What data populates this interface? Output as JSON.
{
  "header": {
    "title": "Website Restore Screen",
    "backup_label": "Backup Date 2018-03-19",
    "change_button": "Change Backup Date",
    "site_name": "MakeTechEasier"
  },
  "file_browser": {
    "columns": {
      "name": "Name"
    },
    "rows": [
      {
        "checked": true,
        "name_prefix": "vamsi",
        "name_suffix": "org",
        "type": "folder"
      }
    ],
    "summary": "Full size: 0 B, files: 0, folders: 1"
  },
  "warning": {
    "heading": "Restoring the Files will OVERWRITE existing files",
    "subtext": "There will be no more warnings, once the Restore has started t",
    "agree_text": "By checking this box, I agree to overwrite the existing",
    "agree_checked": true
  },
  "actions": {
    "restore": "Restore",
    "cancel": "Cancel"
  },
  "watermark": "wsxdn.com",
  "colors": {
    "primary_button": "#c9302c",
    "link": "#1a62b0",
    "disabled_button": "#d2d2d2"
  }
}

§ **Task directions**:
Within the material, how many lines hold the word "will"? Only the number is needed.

§ **Response to this exercise**:
2